Mass-market products like generic-looking NHL ugly Christmas sweaters preserve the ugly but have killed whatever might be left of the garment’s inherent irony in the process, notes the Atlantic.

Ugly Christmas sweater cookies.

Courtesy of Cooking Cinderella/Flickr

As if to prove that point, Vogue offers advice for bewildered fashionistas on “how to chicly navigate a party in which the dress code calls for ‘ugly’ ” with “the fourteen best ugly-chic sweater picks that will have you looking jubilantly stylish even before your first sip of egg nog.” The sweaters featured include embellished knits from “bubblegum-pink cashmere and aprés-ski-inspired knits to intarsia turtlenecks” from designers like Miu Miu and Marc Jacobs that cost up to $3,762.

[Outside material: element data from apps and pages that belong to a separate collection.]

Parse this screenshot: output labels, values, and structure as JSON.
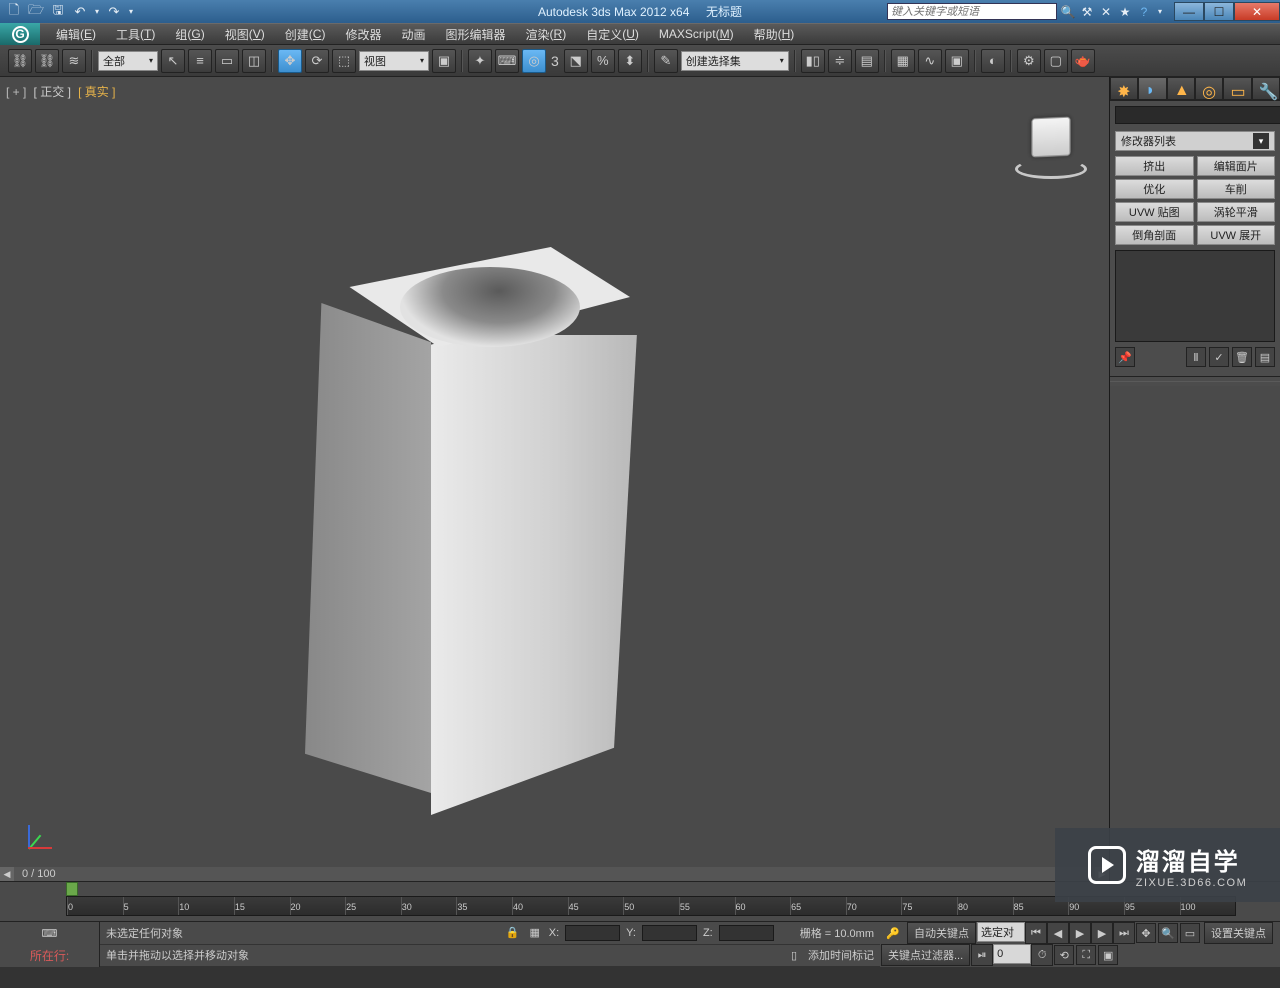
{
  "title": {
    "app": "Autodesk 3ds Max  2012 x64",
    "doc": "无标题"
  },
  "search": {
    "placeholder": "键入关键字或短语"
  },
  "menus": [
    {
      "label": "编辑",
      "key": "E"
    },
    {
      "label": "工具",
      "key": "T"
    },
    {
      "label": "组",
      "key": "G"
    },
    {
      "label": "视图",
      "key": "V"
    },
    {
      "label": "创建",
      "key": "C"
    },
    {
      "label": "修改器",
      "key": ""
    },
    {
      "label": "动画",
      "key": ""
    },
    {
      "label": "图形编辑器",
      "key": ""
    },
    {
      "label": "渲染",
      "key": "R"
    },
    {
      "label": "自定义",
      "key": "U"
    },
    {
      "label": "MAXScript",
      "key": "M"
    },
    {
      "label": "帮助",
      "key": "H"
    }
  ],
  "toolbar": {
    "filter_all": "全部",
    "view_dropdown": "视图",
    "named_selection": "创建选择集",
    "snap_number": "3"
  },
  "viewport": {
    "label_plus": "[ + ]",
    "label_viewname": "正交",
    "label_shading": "真实",
    "frame_display": "0 / 100"
  },
  "timeline": {
    "ticks": [
      "0",
      "5",
      "10",
      "15",
      "20",
      "25",
      "30",
      "35",
      "40",
      "45",
      "50",
      "55",
      "60",
      "65",
      "70",
      "75",
      "80",
      "85",
      "90",
      "95",
      "100"
    ]
  },
  "command_panel": {
    "modifier_list": "修改器列表",
    "buttons": [
      "挤出",
      "编辑面片",
      "优化",
      "车削",
      "UVW 贴图",
      "涡轮平滑",
      "倒角剖面",
      "UVW 展开"
    ]
  },
  "status": {
    "location_label": "所在行:",
    "sel_msg": "未选定任何对象",
    "hint_msg": "单击并拖动以选择并移动对象",
    "grid_label": "栅格 = 10.0mm",
    "add_time_tag": "添加时间标记",
    "autokey": "自动关键点",
    "selected": "选定对",
    "setkey": "设置关键点",
    "keyfilter": "关键点过滤器...",
    "coords": {
      "x": "X:",
      "y": "Y:",
      "z": "Z:"
    },
    "frame_field": "0"
  },
  "watermark": {
    "cn": "溜溜自学",
    "en": "ZIXUE.3D66.COM"
  }
}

But staying chic isn’t really the point of this annual celebration of terrible taste. Now that the ugly Christmas sweater is an ensconced tradition and as commercialized as any other holiday trend, it seems that the ugly Christmas sweater will just keep getting uglier. Case in point: This DIY sweater comes complete not only with flashing Christmas lights but a built-in toy train that runs in a loop on a hula hoop–like skirt. Let’s hope it’s the apotheosis of the ugly Christmas sweater trend.

Correction, Dec. 12, 2014: This post originally misidentified Jimmy Fallon as Jimmy Kimmel. (Return.)